__TASK PROMPT__
Lines where the string "Dinner" appears are to be copied from the entries below.

(Source records)
===============
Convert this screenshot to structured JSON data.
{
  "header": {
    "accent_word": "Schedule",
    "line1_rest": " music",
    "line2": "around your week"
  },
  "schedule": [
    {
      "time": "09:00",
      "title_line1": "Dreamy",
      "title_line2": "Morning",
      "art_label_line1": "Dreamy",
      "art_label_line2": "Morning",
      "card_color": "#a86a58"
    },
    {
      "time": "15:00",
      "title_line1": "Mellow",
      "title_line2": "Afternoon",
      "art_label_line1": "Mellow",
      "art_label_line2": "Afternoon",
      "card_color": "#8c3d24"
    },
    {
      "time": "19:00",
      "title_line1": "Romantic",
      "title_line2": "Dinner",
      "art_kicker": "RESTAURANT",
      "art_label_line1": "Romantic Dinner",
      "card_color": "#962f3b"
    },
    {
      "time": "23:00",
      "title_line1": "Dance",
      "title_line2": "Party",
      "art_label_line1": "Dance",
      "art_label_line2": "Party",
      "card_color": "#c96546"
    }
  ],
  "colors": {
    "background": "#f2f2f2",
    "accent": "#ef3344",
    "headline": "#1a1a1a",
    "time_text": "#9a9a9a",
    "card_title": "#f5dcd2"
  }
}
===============
__TASK RESULT__
      "title_line2": "Dinner",
      "art_label_line1": "Romantic Dinner",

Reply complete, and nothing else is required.